  • Adding depth of book data to the SIP feed is not a good idea.  Many firms do not need depth of book. Why burden those firms with additional data and additional cost? Many panelists gave significant testimony on the difficulties for small brokers; we do not want to add to that challenge. Adding odd-lots is appropriate if the industry can address whether they are protected and whether they will be placed at top of book.
  • Cost data from exchanges will be needed because it is required for the SEC to fulfill their obligation. Exchanges seemed to be willing to provide data to the SEC if not publicly distributed. This will not satisfy everyone but is a good first step.
  • CTA/UTP Advisory Committee has effectively encouraged the CTA/UTP Operating Committee to provide more transparency. The Advisor impact is evidenced by the selection of 5 of their members to be on panels at the Roundtable. Although the number of seats is at issue, the migration from advisors to voting members seems to have some momentum.
  • Contracts are complicated and not consistent across exchanges. Achieving consistency across all exchanges will be challenging especially when you consider that firms deal with multiple asset classes and geographies. However, we should start with consistency of CTA/CQ and UTP contracts/practices as a realistic first step.
  • It’s easier to standardize before going into production which requires changes to current procedures so it’s best to get ahead of new issues.  A good example is the FIX Trading Community working with FIF to create the standard on how firms will pass the Firm Designated ID (FDID) from firm to firm as required by CAT.
  • Market data costs are significant. While firms are lobbying to lower them through legal and regulatory hearings, they should take every opportunity to lower expenses today. Some basic activities include: paying one exchange fee per person (MISU), netting, development credits, ensuring stay in compliance to minimize audit risk, eliminating duplicate or unused services, managing entitlements proactively and understanding what type of data is needed.

The Rule 605 meeting on October 30th was less contentious than the market data roundtable because no one is opposed to modernizing Rule 605. Why is that?

  • The recommendations reflect the evolution of the market since 605 was first codified in 2000. Some of the industry changes are Reg NMS, smart order routing and web trading for self-directed investors.
  • Retail investors will have better information to evaluate their wholesale vendors.
  • Changes reflect what is common practice for some of the larger players but codifying the information in the 605 regulation gives it more credibility and allows smaller retail brokers to benefit from this information.
  • The updated rule takes nothing away; some examples of the additions include:  odd-lots which represent close to 50% of self-directed orders, away-from-the-quote Non-Marketable Limit Orders (NMLOs) and those entered before market open, and short-sale orders.
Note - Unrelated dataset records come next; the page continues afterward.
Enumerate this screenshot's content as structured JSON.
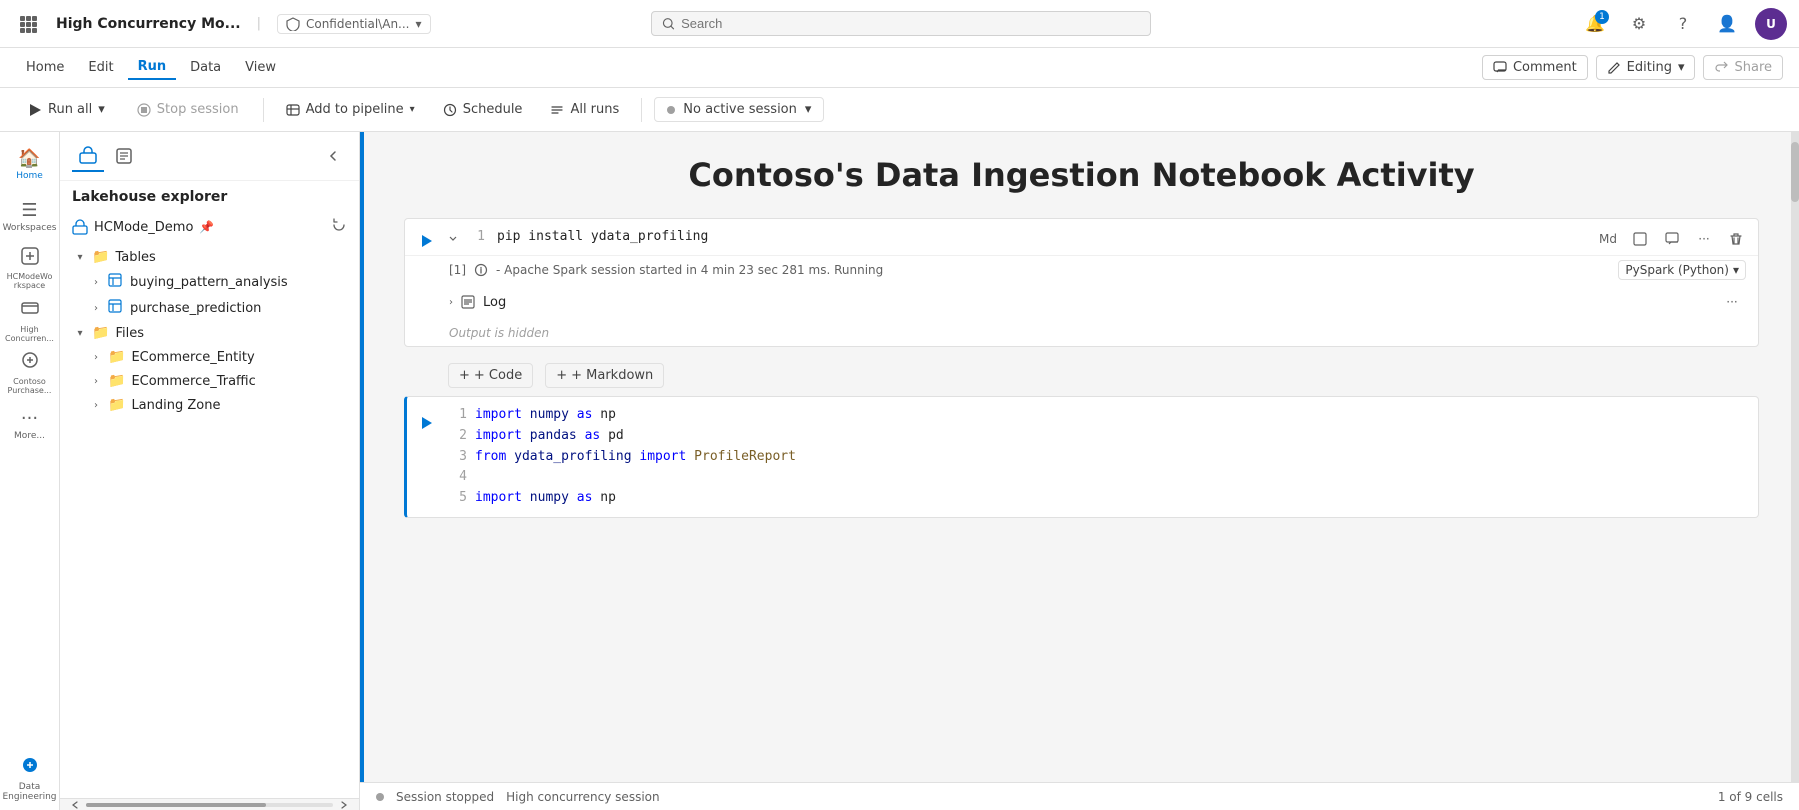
{
  "app": {
    "title": "High Concurrency Mo...",
    "sensitivity": "Confidential\\An...",
    "search_placeholder": "Search"
  },
  "topbar": {
    "notifications": "1",
    "avatar_initials": "U"
  },
  "menu": {
    "items": [
      "Home",
      "Edit",
      "Run",
      "Data",
      "View"
    ],
    "active": "Run",
    "comment_label": "Comment",
    "editing_label": "Editing",
    "share_label": "Share"
  },
  "toolbar": {
    "run_all": "Run all",
    "stop_session": "Stop session",
    "add_to_pipeline": "Add to pipeline",
    "schedule": "Schedule",
    "all_runs": "All runs",
    "no_active_session": "No active session"
  },
  "sidebar": {
    "items": [
      {
        "label": "Home",
        "icon": "⊞"
      },
      {
        "label": "Workspaces",
        "icon": "☰"
      },
      {
        "label": "HCModeWorkspace",
        "icon": "⊡"
      },
      {
        "label": "High Concurren...",
        "icon": "≡"
      },
      {
        "label": "Contoso Purchase...",
        "icon": "🛒"
      },
      {
        "label": "More...",
        "icon": "···"
      }
    ],
    "bottom": {
      "label": "Data Engineering",
      "icon": "⚙"
    }
  },
  "explorer": {
    "title": "Lakehouse explorer",
    "lakehouse_name": "HCMode_Demo",
    "tables_label": "Tables",
    "tables_items": [
      "buying_pattern_analysis",
      "purchase_prediction"
    ],
    "files_label": "Files",
    "files_items": [
      "ECommerce_Entity",
      "ECommerce_Traffic",
      "Landing Zone"
    ]
  },
  "notebook": {
    "title": "Contoso's Data Ingestion Notebook Activity",
    "cells": [
      {
        "line_num": "1",
        "code": "pip install ydata_profiling",
        "exec_badge": "[1]",
        "exec_info": "- Apache Spark session started in 4 min 23 sec 281 ms. Running",
        "pyspark": "PySpark (Python)",
        "log_label": "Log",
        "output_hidden": "Output is hidden"
      }
    ],
    "code_cell": {
      "lines": [
        {
          "num": "1",
          "content": "import numpy as np"
        },
        {
          "num": "2",
          "content": "import pandas as pd"
        },
        {
          "num": "3",
          "content": "from ydata_profiling import ProfileReport"
        },
        {
          "num": "4",
          "content": ""
        },
        {
          "num": "5",
          "content": "import numpy as np"
        }
      ]
    },
    "add_code": "+ Code",
    "add_markdown": "+ Markdown"
  },
  "statusbar": {
    "dot_label": "Session stopped",
    "concurrency_label": "High concurrency session",
    "cells_info": "1 of 9 cells"
  }
}
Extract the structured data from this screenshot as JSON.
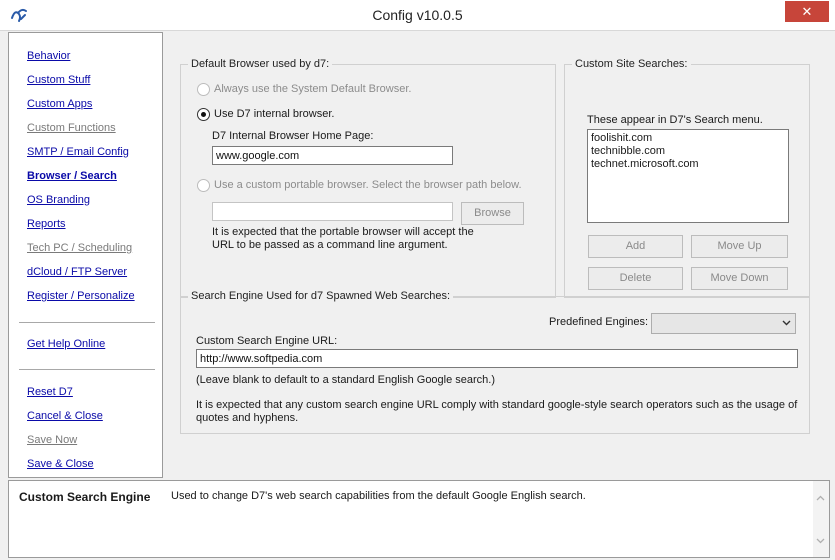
{
  "window": {
    "title": "Config  v10.0.5",
    "close_label": "✕"
  },
  "sidebar": {
    "behavior": "Behavior",
    "custom_stuff": "Custom Stuff",
    "custom_apps": "Custom Apps",
    "custom_functions": "Custom Functions",
    "smtp": "SMTP / Email Config",
    "browser": "Browser / Search",
    "os_branding": "OS Branding",
    "reports": "Reports",
    "tech_pc": "Tech PC / Scheduling",
    "dcloud": "dCloud / FTP Server",
    "register": "Register / Personalize",
    "help": "Get Help Online",
    "reset": "Reset D7",
    "cancel": "Cancel & Close",
    "save_now": "Save Now",
    "save_close": "Save & Close"
  },
  "browser": {
    "group_title": "Default Browser used by d7:",
    "opt_system": "Always use the System Default Browser.",
    "opt_internal": "Use D7 internal browser.",
    "home_label": "D7 Internal Browser Home Page:",
    "home_value": "www.google.com",
    "opt_portable": "Use a custom portable browser.  Select the browser path below.",
    "path_value": "",
    "browse_label": "Browse",
    "note1": "It is expected that the portable browser will accept the",
    "note2": "URL to be passed as a command line argument."
  },
  "site_searches": {
    "group_title": "Custom Site Searches:",
    "hint": "These appear in D7's Search menu.",
    "items": [
      "foolishit.com",
      "technibble.com",
      "technet.microsoft.com"
    ],
    "add": "Add",
    "move_up": "Move Up",
    "delete": "Delete",
    "move_down": "Move Down"
  },
  "engine": {
    "group_title": "Search Engine Used for d7 Spawned Web Searches:",
    "predefined_label": "Predefined Engines:",
    "predefined_value": "",
    "url_label": "Custom Search Engine URL:",
    "url_value": "http://www.softpedia.com",
    "blank_note": "(Leave blank to default to a standard English Google search.)",
    "note1": "It is expected that any custom search engine URL comply with standard google-style search operators such as the usage of",
    "note2": "quotes and hyphens."
  },
  "status": {
    "title": "Custom Search Engine",
    "description": "Used to change D7's web search capabilities from the default Google English search."
  },
  "colors": {
    "link": "#0a0aa8",
    "close": "#c7453a"
  }
}
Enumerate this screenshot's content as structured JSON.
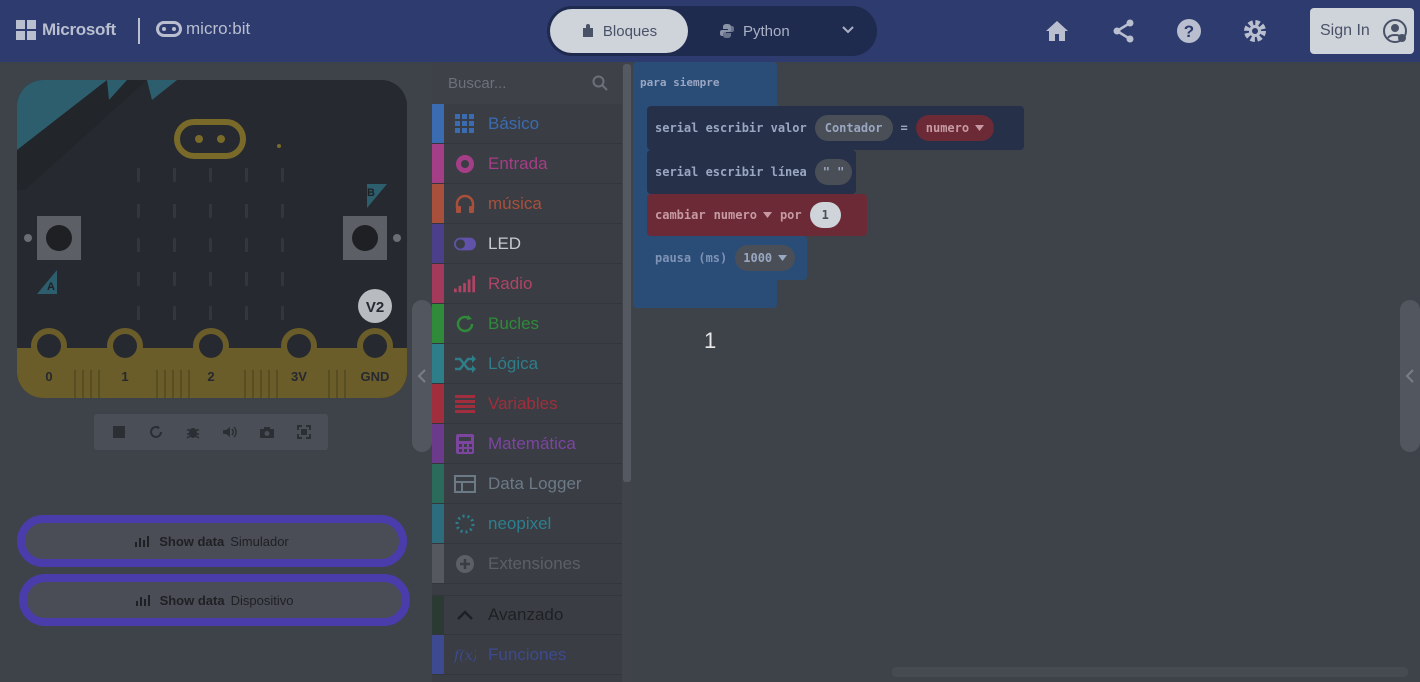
{
  "header": {
    "brand": "Microsoft",
    "product": "micro:bit",
    "modes": {
      "blocks": "Bloques",
      "python": "Python"
    },
    "signin": "Sign In"
  },
  "simulator": {
    "badge": "V2",
    "button_a": "A",
    "button_b": "B",
    "pins": [
      "0",
      "1",
      "2",
      "3V",
      "GND"
    ]
  },
  "show_data": [
    {
      "label": "Show data",
      "target": "Simulador"
    },
    {
      "label": "Show data",
      "target": "Dispositivo"
    }
  ],
  "toolbox": {
    "search_placeholder": "Buscar...",
    "categories": [
      {
        "label": "Básico",
        "color": "#3b6bb0"
      },
      {
        "label": "Entrada",
        "color": "#a43e86"
      },
      {
        "label": "música",
        "color": "#a8503c"
      },
      {
        "label": "LED",
        "color": "#4c3f8a"
      },
      {
        "label": "Radio",
        "color": "#a33a5c"
      },
      {
        "label": "Bucles",
        "color": "#2f8a3a"
      },
      {
        "label": "Lógica",
        "color": "#2e7e8a"
      },
      {
        "label": "Variables",
        "color": "#a02e3c"
      },
      {
        "label": "Matemática",
        "color": "#6b3a8a"
      },
      {
        "label": "Data Logger",
        "color": "#2b6b5c"
      },
      {
        "label": "neopixel",
        "color": "#2c6c7c"
      },
      {
        "label": "Extensiones",
        "color": "#55585e"
      }
    ],
    "advanced": "Avanzado",
    "functions": "Funciones"
  },
  "workspace": {
    "forever": "para siempre",
    "serial_write_value": "serial escribir valor",
    "value_name": "Contador",
    "equals": "=",
    "var_name": "numero",
    "serial_write_line": "serial escribir línea",
    "line_text": "\" \"",
    "change": "cambiar",
    "change_var": "numero",
    "by": "por",
    "by_value": "1",
    "pause": "pausa (ms)",
    "pause_value": "1000"
  },
  "output": "1"
}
So, what was the consistency of the three days?

  • The interests of Main Street Investors are key.
  • There was focus on transparency and best execution.
  • Odd lots should be added to SIP and Rule 605.
  • We have the best Capital Markets system in the world, but we must continually improve as the rest of the world is watching us.

This was an excellent example of the industry and the regulators working together to improve our market.

It was an informative 3 days and I look forward to enhancements in our market data and trading infrastructure as a result.